Copy the data. Keep every character as given.

Top of Source material

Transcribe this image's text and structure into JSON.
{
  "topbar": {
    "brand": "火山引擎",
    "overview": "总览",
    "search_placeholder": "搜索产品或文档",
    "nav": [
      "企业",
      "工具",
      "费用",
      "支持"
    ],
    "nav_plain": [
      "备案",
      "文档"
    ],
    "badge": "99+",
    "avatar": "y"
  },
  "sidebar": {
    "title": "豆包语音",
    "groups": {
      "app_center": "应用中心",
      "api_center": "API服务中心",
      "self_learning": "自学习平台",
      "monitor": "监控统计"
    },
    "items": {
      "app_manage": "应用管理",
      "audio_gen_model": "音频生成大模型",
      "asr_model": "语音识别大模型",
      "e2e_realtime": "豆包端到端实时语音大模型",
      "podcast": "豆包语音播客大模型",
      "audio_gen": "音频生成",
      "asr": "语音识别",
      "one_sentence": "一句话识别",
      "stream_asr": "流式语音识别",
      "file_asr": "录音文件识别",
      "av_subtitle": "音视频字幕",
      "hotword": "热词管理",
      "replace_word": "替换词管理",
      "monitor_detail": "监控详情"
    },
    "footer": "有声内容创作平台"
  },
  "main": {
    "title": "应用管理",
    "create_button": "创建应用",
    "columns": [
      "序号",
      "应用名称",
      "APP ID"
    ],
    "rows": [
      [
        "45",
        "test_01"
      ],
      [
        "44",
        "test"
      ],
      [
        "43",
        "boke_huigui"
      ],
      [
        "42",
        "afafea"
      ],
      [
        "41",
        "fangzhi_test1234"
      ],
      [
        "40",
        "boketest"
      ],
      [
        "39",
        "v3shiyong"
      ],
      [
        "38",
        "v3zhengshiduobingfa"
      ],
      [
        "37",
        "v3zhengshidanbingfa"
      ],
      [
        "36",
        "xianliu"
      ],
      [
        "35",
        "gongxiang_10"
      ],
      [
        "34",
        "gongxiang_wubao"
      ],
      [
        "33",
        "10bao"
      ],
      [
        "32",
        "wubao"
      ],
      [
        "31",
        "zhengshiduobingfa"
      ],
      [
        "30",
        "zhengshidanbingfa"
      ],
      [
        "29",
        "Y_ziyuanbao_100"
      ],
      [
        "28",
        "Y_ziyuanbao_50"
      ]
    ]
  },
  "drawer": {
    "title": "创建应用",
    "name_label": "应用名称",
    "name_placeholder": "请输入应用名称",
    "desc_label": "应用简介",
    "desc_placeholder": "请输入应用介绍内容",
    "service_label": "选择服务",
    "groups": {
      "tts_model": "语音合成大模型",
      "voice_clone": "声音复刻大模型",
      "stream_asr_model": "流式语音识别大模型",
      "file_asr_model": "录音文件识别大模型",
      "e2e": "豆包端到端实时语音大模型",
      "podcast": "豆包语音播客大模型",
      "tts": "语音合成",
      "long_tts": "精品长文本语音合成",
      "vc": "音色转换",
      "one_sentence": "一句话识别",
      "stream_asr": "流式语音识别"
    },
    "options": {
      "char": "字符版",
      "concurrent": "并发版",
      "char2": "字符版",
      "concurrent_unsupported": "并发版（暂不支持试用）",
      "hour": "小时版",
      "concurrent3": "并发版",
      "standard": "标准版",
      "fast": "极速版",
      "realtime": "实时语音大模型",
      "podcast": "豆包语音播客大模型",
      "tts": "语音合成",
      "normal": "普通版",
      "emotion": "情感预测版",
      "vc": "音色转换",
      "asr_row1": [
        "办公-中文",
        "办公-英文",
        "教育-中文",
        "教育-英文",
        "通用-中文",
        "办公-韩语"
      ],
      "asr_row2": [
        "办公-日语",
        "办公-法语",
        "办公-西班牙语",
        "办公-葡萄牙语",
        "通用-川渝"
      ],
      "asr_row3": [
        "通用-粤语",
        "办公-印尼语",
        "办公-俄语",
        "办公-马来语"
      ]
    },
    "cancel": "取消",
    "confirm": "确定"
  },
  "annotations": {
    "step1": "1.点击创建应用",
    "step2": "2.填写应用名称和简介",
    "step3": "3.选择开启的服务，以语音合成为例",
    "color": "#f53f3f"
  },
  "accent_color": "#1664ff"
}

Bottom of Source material

> Reply to the task:
Transcribe this image's text and structure into JSON.
{
  "topbar": {
    "brand": "火山引擎",
    "overview": "总览",
    "search_placeholder": "搜索产品或文档",
    "nav": [
      "企业",
      "工具",
      "费用",
      "支持"
    ],
    "nav_plain": [
      "备案",
      "文档"
    ],
    "badge": "99+",
    "avatar": "y"
  },
  "sidebar": {
    "title": "豆包语音",
    "groups": {
      "app_center": "应用中心",
      "api_center": "API服务中心",
      "self_learning": "自学习平台",
      "monitor": "监控统计"
    },
    "items": {
      "app_manage": "应用管理",
      "audio_gen_model": "音频生成大模型",
      "asr_model": "语音识别大模型",
      "e2e_realtime": "豆包端到端实时语音大模型",
      "podcast": "豆包语音播客大模型",
      "audio_gen": "音频生成",
      "asr": "语音识别",
      "one_sentence": "一句话识别",
      "stream_asr": "流式语音识别",
      "file_asr": "录音文件识别",
      "av_subtitle": "音视频字幕",
      "hotword": "热词管理",
      "replace_word": "替换词管理",
      "monitor_detail": "监控详情"
    },
    "footer": "有声内容创作平台"
  },
  "main": {
    "title": "应用管理",
    "create_button": "创建应用",
    "columns": [
      "序号",
      "应用名称",
      "APP ID"
    ],
    "rows": [
      [
        "45",
        "test_01"
      ],
      [
        "44",
        "test"
      ],
      [
        "43",
        "boke_huigui"
      ],
      [
        "42",
        "afafea"
      ],
      [
        "41",
        "fangzhi_test1234"
      ],
      [
        "40",
        "boketest"
      ],
      [
        "39",
        "v3shiyong"
      ],
      [
        "38",
        "v3zhengshiduobingfa"
      ],
      [
        "37",
        "v3zhengshidanbingfa"
      ],
      [
        "36",
        "xianliu"
      ],
      [
        "35",
        "gongxiang_10"
      ],
      [
        "34",
        "gongxiang_wubao"
      ],
      [
        "33",
        "10bao"
      ],
      [
        "32",
        "wubao"
      ],
      [
        "31",
        "zhengshiduobingfa"
      ],
      [
        "30",
        "zhengshidanbingfa"
      ],
      [
        "29",
        "Y_ziyuanbao_100"
      ],
      [
        "28",
        "Y_ziyuanbao_50"
      ]
    ]
  },
  "drawer": {
    "title": "创建应用",
    "name_label": "应用名称",
    "name_placeholder": "请输入应用名称",
    "desc_label": "应用简介",
    "desc_placeholder": "请输入应用介绍内容",
    "service_label": "选择服务",
    "groups": {
      "tts_model": "语音合成大模型",
      "voice_clone": "声音复刻大模型",
      "stream_asr_model": "流式语音识别大模型",
      "file_asr_model": "录音文件识别大模型",
      "e2e": "豆包端到端实时语音大模型",
      "podcast": "豆包语音播客大模型",
      "tts": "语音合成",
      "long_tts": "精品长文本语音合成",
      "vc": "音色转换",
      "one_sentence": "一句话识别",
      "stream_asr": "流式语音识别"
    },
    "options": {
      "char": "字符版",
      "concurrent": "并发版",
      "char2": "字符版",
      "concurrent_unsupported": "并发版（暂不支持试用）",
      "hour": "小时版",
      "concurrent3": "并发版",
      "standard": "标准版",
      "fast": "极速版",
      "realtime": "实时语音大模型",
      "podcast": "豆包语音播客大模型",
      "tts": "语音合成",
      "normal": "普通版",
      "emotion": "情感预测版",
      "vc": "音色转换",
      "asr_row1": [
        "办公-中文",
        "办公-英文",
        "教育-中文",
        "教育-英文",
        "通用-中文",
        "办公-韩语"
      ],
      "asr_row2": [
        "办公-日语",
        "办公-法语",
        "办公-西班牙语",
        "办公-葡萄牙语",
        "通用-川渝"
      ],
      "asr_row3": [
        "通用-粤语",
        "办公-印尼语",
        "办公-俄语",
        "办公-马来语"
      ]
    },
    "cancel": "取消",
    "confirm": "确定"
  },
  "annotations": {
    "step1": "1.点击创建应用",
    "step2": "2.填写应用名称和简介",
    "step3": "3.选择开启的服务，以语音合成为例",
    "color": "#f53f3f"
  },
  "accent_color": "#1664ff"
}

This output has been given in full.